The clock is ticking for Uganda to take stock of its security apparatus.

The recent murder of the member of parliament in Arua Municipality, Hon. Ibrahim Abiriga has finally got the top leadership of the country talking; which also consisted of blowing their whistle. The narratives being pushed by media platforms like The Rwandan only reiterate what a number of NRM parliamentarians and their top leadership are trying to imply towards witch hurt on their opposition colleagues in a manner that is meant to sway the public opinion that security in Uganda is Guru-guru.

Following the just concluded media discussion on the status of National Security in Uganda,  that had the top of the security apparatuses in Uganda only affirmed to on one hand, how far this witch-hunt of opposition can go, and on the other, what the rumours on the streets say about the likelihood that Uganda’s security organs have clear mandates but in practice are an intertwined piece of wood that to best understanding might require cutting off or/ more pruning. Here I try to break down the different issues to put it all in the context that indeed, we a ticking clock towards every Ugandan for him or her self-security.

Nonetheless, if our top leadership is to be sincere to itself, they would realise that the current series of murders is indeed as a result of a social injustice that has resulted in neglect both by the different state apparatuses, from presidency to the legislature and the judiciary in giving an enabling environment to the existing legally binding structures that have clearly defined mandates to work for the citizens of Uganda. Some have over the years called it intrigue, I call it greed.  
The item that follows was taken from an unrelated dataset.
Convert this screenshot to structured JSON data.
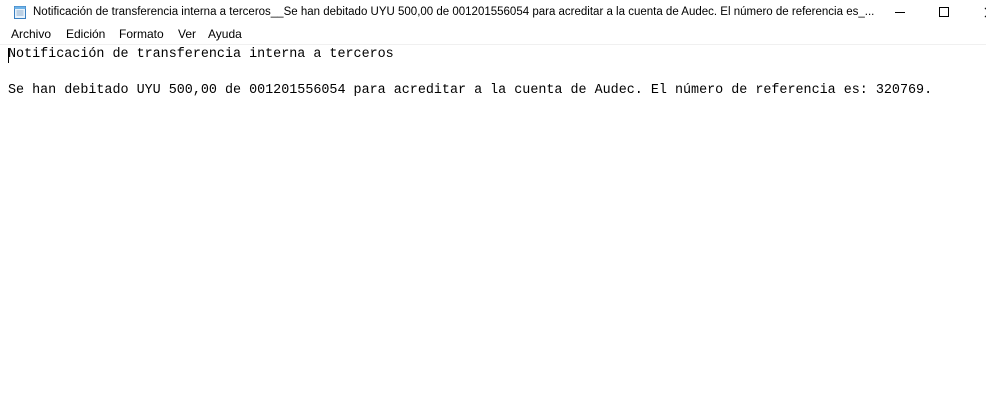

I call it greed based on the following: the newness of murder crimes in Uganda; the realities of registering or following up on a criminal case at a Ugandan police station; the overall working culture that gets awarded; I also try to put meaning to General Muhoozi’s comment ‘of porous borders’.  

On the newness of murder crimes in Uganda. Mr Abiriga is not the first, and at this rate, we know he is not going to be the last. There are a number of murders in our country that to the public eye are still pending. Yes, the media reported the high-level killings of the Assistant Inspector General of Police Andrew Felix Kaweesi and has also tried to report the series of these crimes, but nothing is hardly heard from the Police actions other than Security is Guru-guru. It might have been only  Guru-guru at the high level secured places and profiles and not to the ordinary person who is relying on the neighbourhood watch and fear. As well articulated by Bernard Tabaire, from the high-level accounts to the many women that were found killed along Entebbe road and other suburbs in Kampala, it is clear that the unsolved killings continue to put the spotlight on the security apparatuses in Uganda.

More so, it is also important to highlight the recent activist actions that echoed for justice to be served and called for the state to provide a peace of mind to their families, as best quoted by Jamila Namyalo in Wakiso Murders demand for a mourning day, the director of programmes at the Uganda Association of Women Lawyers, Ms Lilian Byarugaba is reported to have said  “We want government to improve coordination, especially in planning and allocation of resources to deliver sustainable and effective interventions for prevention and response to GBV.” Read More »